What the task asks - Below are records. Copy every line with "data" in it.

Material for the task -

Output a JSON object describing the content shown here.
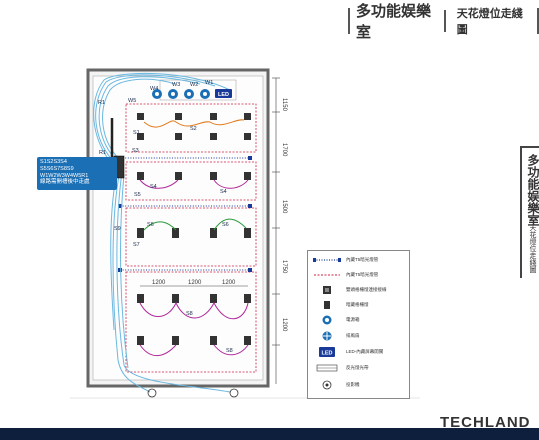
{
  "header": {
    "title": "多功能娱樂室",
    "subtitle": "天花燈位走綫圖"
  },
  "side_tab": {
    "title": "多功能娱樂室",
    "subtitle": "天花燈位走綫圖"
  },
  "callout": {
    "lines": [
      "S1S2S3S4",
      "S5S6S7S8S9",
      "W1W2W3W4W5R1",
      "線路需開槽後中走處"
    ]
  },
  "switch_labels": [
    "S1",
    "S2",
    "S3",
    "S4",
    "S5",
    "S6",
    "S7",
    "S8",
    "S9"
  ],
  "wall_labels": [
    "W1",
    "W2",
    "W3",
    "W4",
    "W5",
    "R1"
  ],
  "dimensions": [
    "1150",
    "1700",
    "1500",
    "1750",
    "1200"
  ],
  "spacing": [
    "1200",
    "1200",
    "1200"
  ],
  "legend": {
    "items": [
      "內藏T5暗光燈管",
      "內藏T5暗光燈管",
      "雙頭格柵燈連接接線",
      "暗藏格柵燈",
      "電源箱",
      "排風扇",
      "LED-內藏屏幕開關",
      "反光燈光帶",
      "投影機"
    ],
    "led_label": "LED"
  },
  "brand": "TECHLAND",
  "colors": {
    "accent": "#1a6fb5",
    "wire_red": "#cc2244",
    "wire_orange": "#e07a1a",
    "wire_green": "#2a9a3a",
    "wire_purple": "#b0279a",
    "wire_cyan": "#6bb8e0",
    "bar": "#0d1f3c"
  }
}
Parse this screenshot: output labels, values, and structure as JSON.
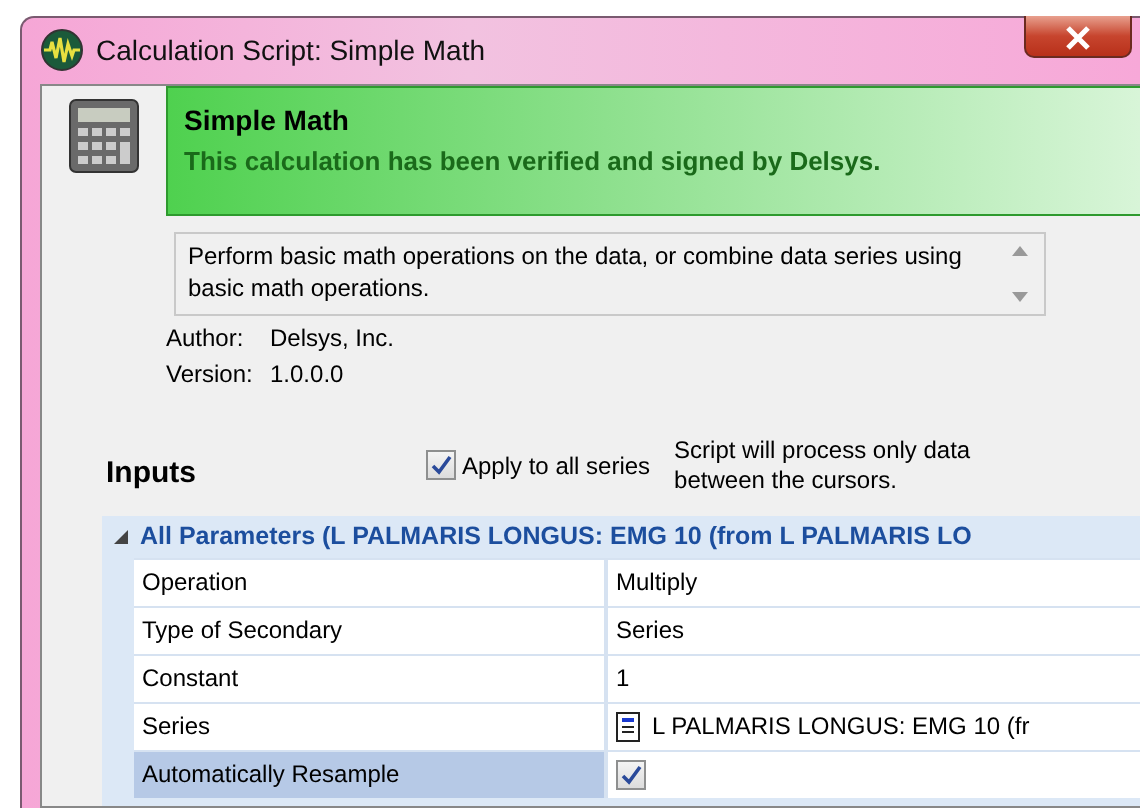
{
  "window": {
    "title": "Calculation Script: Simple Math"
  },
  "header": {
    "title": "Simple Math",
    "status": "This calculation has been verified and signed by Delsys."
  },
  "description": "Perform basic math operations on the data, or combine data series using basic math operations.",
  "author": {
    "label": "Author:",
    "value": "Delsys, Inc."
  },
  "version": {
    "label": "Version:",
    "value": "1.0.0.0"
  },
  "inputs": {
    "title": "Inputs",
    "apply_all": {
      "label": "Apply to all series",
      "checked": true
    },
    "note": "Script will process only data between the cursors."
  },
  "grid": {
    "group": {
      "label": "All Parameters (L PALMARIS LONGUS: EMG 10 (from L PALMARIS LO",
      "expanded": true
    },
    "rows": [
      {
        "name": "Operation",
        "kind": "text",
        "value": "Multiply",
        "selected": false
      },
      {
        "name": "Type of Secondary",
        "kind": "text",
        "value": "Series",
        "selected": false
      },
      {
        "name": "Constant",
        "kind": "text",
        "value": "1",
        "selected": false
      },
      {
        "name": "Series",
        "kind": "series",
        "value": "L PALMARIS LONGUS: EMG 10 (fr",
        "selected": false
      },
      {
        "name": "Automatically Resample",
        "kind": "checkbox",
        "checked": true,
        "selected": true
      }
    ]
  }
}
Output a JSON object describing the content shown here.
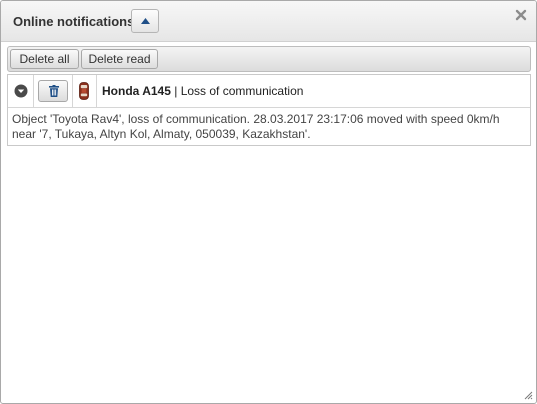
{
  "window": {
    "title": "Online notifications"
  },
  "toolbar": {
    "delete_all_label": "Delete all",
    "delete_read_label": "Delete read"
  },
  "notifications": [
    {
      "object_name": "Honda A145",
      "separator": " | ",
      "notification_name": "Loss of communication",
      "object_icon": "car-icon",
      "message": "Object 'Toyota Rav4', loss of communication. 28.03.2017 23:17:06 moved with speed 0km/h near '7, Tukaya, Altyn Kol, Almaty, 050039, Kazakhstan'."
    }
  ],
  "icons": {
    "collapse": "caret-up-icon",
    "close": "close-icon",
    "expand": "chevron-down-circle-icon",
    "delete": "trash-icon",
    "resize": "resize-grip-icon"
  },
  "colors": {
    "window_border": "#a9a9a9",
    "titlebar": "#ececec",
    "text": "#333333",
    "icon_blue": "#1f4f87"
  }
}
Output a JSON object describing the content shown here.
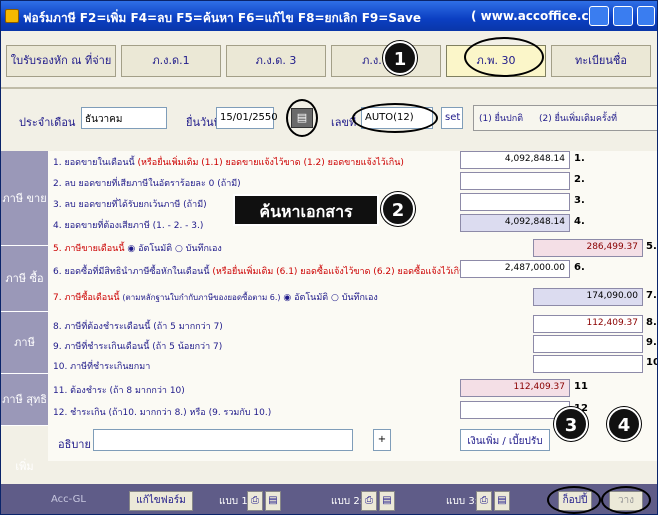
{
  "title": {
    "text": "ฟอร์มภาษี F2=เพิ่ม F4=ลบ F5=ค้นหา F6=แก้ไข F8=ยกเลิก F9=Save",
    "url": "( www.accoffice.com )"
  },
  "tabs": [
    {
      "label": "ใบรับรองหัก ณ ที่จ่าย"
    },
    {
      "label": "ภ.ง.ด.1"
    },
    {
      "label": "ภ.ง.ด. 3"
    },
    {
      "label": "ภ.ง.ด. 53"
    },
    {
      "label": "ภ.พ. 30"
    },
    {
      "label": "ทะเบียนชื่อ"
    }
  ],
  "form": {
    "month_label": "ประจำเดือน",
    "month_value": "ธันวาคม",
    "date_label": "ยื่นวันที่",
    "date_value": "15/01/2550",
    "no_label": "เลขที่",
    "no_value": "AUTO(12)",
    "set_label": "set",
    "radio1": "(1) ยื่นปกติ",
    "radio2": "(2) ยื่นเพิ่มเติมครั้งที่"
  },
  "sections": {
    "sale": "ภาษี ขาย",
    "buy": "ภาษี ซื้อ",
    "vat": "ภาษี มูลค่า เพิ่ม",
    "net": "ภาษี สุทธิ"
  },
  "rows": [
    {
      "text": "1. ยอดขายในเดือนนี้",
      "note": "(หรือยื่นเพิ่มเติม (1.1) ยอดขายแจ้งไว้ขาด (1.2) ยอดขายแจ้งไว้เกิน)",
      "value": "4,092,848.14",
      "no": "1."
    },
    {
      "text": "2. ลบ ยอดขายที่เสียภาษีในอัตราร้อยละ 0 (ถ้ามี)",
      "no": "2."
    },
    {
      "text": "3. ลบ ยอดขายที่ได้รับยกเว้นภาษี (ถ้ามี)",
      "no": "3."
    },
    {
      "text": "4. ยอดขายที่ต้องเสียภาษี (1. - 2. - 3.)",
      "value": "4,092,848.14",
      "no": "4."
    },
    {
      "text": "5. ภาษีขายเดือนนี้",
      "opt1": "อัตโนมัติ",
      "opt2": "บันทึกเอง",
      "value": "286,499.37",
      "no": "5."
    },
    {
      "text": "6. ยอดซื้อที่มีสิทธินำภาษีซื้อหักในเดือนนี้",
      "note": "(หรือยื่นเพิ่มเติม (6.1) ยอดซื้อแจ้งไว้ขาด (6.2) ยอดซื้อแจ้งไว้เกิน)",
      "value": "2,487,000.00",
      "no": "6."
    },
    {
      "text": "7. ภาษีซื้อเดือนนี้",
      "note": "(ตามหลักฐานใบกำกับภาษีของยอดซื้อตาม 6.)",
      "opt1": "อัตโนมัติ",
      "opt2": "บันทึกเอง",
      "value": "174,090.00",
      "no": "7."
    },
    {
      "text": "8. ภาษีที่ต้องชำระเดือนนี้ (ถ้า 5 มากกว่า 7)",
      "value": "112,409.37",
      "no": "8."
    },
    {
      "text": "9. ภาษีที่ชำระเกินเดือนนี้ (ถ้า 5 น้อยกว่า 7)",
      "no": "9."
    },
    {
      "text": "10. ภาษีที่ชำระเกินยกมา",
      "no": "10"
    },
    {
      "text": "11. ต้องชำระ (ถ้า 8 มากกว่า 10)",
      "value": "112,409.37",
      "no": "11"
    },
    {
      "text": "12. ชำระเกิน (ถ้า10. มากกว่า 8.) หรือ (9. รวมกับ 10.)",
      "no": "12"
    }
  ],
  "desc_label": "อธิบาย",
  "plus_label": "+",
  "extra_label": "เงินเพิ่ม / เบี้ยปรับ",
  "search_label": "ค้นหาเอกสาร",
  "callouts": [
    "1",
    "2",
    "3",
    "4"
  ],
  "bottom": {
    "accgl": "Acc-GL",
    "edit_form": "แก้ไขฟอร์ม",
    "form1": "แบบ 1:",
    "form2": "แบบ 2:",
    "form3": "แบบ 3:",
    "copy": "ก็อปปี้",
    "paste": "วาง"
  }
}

Answer to this exercise -
  "description": "Perform basic math operations on the data, or combine data series using basic math operations.",
    "note": "Script will process only data between the cursors."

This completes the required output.